The prognosis for atrophic glossitis is generally good. The tongue papillae can often regrow with appropriate treatment, and the condition can improve. However, the tongue papillae may sometimes not regrow completely, and the condition may persist.
In rare cases, atrophic glossitis can lead to complications such as difficulty eating and swallowing and a higher risk of Infection.
The differential diagnosis for atrophic glossitis includes other conditions that can cause a smooth, red tongue, such as candidiasis, geographic tongue, lichen planus, pemphigus vulgaris, and squamous cell carcinoma of the tongue.
Atrophic glossitis is a common condition caused by various factors. The condition is characterized by a smooth, red tongue with a diminished ability to taste. Treatment of atrophic glossitis depends on the underlying cause, but in most cases, the condition can be improved with appropriate treatment.
- Chiang CP, Chang JY, Wang YP, Wu YH, Wu YC, Sun A. Atrophic glossitis: etiology, serum autoantibodies, anemia, hematinic deficiencies, hyperhomocysteinemia, and management. J Formos Med Assoc. 2020;119(4):774-780. doi:10.1016/j.jfma.2019.04.015
- Chi AC, Neville BW, Krayer JW, Gonsalves WC. Oral manifestations of systemic disease. Am Fam Physician. 2010;82(11):1381-1388.
- Reamy BV, Derby R, Bunt CW. Common tongue conditions in primary care. Am Fam Physician. 2010;81(5):627-634
- Chen GY, Tang ZQ, Bao ZX. Vitamin B12 deficiency may play an etiological role in atrophic glossitis and its grading: a clinical case-control study. BMC Oral Health. 2022;22(1):456. doi:10.1186/s12903-022-02464-z
- Pellicano R. Is chronic atrophic gastritis the missing link between atrophic glossitis, gastric parietal cell antibody positivity and hematological deficiencies? J Formos Med Assoc. 2020;119(5):1004-1005. doi:10.1016/j.jfma.2020.01.003
- Nakamura S, Okamoto MR, Yamamoto K, et al. The Candida species that are important for the development of atrophic glossitis in xerostomia patients. BMC Oral Health. 2017;17(1):153. doi:10.1186/s12903-017-0449-3

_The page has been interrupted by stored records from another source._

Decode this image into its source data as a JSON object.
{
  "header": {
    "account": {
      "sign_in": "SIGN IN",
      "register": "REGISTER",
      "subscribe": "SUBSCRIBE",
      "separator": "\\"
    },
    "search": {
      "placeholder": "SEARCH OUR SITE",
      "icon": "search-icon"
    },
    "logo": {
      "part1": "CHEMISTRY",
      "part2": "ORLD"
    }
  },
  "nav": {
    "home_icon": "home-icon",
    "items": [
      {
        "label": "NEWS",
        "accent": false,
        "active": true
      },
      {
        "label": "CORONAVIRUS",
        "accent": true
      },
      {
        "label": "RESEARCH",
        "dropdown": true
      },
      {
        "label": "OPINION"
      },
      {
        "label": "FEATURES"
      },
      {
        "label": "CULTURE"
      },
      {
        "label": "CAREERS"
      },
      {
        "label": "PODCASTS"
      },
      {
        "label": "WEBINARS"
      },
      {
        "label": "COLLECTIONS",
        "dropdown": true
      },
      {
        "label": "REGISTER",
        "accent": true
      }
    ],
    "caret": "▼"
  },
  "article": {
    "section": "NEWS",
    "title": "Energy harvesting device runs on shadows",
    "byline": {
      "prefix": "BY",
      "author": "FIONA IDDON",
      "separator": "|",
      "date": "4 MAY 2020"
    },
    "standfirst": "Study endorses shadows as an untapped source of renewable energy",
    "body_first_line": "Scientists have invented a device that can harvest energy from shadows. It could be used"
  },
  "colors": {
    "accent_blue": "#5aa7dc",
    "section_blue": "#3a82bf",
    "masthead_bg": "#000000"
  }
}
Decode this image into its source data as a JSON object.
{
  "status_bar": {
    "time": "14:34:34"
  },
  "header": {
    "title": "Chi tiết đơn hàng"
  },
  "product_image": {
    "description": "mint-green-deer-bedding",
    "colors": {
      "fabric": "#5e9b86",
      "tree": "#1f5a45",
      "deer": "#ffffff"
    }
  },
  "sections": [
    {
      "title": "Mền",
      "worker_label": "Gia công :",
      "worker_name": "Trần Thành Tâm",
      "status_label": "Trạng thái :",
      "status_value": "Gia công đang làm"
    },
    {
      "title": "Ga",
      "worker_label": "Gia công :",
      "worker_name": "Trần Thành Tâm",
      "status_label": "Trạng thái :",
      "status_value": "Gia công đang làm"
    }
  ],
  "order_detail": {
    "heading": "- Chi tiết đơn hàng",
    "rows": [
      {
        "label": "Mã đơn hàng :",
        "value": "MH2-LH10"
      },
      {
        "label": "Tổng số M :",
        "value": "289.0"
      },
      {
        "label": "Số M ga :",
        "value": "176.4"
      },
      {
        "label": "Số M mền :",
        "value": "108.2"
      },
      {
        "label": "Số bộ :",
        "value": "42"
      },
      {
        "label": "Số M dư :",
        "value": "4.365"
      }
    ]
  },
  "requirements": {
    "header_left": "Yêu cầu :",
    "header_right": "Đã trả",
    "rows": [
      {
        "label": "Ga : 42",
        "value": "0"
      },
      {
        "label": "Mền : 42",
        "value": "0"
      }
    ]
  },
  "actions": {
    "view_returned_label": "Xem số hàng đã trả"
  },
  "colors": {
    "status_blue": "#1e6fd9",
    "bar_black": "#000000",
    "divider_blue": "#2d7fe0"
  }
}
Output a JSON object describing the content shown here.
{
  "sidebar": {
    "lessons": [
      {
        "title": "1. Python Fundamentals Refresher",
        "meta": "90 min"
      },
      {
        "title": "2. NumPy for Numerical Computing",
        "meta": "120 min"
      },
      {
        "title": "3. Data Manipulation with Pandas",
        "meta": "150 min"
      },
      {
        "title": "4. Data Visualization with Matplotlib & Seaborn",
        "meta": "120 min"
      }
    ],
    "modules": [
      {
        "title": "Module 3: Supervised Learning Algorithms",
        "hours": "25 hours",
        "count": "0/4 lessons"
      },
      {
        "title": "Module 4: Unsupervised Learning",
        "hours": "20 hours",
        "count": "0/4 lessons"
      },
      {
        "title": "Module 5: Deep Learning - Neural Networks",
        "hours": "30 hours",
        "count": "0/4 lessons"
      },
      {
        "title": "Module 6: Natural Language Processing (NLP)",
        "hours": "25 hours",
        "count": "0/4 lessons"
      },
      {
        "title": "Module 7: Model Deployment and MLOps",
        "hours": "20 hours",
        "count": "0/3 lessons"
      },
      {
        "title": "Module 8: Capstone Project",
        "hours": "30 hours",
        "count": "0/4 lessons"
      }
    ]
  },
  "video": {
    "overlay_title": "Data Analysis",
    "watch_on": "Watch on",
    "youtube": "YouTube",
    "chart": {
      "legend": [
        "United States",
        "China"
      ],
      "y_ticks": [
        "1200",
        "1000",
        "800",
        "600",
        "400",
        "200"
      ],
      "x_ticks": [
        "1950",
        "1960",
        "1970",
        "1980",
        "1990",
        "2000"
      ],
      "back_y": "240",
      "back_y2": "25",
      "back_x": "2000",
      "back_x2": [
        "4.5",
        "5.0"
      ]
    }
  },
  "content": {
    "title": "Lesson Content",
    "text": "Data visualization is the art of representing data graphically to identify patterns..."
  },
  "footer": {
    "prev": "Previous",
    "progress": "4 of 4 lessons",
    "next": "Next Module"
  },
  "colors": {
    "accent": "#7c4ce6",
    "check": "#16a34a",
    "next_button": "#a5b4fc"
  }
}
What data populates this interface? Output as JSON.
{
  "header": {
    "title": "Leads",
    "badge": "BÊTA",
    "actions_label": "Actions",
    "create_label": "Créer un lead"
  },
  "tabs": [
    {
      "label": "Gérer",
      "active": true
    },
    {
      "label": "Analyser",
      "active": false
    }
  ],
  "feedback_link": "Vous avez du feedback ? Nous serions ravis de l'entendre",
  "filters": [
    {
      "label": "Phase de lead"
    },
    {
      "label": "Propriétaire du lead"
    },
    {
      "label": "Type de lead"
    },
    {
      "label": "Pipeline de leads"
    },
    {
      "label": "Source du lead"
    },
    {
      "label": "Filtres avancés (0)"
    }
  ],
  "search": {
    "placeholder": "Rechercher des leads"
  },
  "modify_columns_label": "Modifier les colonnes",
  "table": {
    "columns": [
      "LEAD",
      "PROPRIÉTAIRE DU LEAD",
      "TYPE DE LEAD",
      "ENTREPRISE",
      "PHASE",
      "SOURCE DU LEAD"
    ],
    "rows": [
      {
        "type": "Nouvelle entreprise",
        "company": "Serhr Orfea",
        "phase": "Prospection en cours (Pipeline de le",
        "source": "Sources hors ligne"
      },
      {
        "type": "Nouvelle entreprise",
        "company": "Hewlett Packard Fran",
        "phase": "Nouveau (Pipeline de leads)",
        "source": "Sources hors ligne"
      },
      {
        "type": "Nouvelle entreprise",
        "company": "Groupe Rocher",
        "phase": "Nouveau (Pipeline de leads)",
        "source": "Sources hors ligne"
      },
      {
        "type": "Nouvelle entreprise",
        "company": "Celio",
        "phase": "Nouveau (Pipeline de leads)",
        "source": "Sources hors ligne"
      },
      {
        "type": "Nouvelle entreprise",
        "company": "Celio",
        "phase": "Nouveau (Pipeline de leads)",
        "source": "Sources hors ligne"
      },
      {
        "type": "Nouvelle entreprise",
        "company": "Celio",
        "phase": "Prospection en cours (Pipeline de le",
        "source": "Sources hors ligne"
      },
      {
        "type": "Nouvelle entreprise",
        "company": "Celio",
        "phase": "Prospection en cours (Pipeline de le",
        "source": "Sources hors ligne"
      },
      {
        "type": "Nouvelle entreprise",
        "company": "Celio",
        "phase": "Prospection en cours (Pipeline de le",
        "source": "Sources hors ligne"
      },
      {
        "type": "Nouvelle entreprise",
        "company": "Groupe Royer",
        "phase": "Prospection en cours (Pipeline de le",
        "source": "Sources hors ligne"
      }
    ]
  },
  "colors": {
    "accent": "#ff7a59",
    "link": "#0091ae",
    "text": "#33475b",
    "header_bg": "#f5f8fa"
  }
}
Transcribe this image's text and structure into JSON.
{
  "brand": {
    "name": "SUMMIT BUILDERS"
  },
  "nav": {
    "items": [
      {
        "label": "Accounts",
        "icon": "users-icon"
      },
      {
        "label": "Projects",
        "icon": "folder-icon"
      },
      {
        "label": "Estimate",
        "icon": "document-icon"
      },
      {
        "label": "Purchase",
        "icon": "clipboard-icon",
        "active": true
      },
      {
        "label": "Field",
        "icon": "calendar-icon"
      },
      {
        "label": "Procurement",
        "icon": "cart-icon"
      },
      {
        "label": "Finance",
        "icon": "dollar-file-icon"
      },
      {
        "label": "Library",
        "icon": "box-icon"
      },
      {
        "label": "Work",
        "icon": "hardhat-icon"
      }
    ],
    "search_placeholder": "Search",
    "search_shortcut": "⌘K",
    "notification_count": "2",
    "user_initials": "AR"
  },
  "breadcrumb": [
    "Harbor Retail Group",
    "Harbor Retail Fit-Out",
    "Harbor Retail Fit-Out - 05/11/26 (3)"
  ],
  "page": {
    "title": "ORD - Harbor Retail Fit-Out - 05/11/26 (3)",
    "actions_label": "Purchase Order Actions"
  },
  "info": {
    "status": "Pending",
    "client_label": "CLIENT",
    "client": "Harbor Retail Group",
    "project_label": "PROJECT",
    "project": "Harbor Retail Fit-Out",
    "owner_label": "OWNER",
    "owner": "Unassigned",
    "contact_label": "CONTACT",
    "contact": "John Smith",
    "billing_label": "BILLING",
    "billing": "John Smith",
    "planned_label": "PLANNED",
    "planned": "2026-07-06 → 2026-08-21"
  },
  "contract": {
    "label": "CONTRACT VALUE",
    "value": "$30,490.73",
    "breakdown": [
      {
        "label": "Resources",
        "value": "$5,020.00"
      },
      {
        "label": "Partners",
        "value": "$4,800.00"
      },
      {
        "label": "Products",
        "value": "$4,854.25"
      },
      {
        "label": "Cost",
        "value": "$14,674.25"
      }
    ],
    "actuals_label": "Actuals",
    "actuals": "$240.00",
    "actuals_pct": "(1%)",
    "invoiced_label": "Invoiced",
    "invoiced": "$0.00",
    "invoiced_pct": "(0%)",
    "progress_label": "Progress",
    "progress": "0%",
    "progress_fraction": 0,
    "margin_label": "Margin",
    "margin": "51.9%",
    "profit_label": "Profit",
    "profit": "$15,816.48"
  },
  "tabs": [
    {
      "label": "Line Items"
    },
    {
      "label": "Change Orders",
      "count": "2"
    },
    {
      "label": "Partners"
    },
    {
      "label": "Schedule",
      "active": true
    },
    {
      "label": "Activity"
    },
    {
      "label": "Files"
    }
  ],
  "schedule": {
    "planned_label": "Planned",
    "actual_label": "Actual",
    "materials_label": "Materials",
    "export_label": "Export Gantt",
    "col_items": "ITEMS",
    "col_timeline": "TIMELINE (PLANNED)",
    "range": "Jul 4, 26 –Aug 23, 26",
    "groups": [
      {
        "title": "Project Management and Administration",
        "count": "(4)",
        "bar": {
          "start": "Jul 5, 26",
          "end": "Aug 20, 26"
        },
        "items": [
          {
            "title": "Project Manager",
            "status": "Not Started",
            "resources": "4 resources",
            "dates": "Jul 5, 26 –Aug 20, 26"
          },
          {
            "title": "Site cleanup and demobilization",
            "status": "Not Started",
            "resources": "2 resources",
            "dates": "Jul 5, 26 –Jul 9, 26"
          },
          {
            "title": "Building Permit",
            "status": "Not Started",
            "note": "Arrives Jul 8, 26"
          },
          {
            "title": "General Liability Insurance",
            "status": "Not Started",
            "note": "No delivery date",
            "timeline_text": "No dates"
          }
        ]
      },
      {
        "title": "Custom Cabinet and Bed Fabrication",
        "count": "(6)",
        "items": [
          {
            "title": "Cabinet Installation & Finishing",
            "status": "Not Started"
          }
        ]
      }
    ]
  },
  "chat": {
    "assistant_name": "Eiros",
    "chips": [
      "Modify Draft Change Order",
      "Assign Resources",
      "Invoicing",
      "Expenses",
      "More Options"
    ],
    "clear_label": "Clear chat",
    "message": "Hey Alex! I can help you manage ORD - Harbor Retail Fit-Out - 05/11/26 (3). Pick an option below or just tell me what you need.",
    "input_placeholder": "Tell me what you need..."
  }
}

- Li C, Wu Y, Xie Y, et al. Oral manifestations serve as potential signs of ulcerative colitis: a review. Front Immunol. 2022;13:1013900. doi:10.3389/fimmu.2022.1013900
- R AN, Rafiq NB. Candidiasis. In: StatPearls [Internet]. StatPearls Publishing; 2023.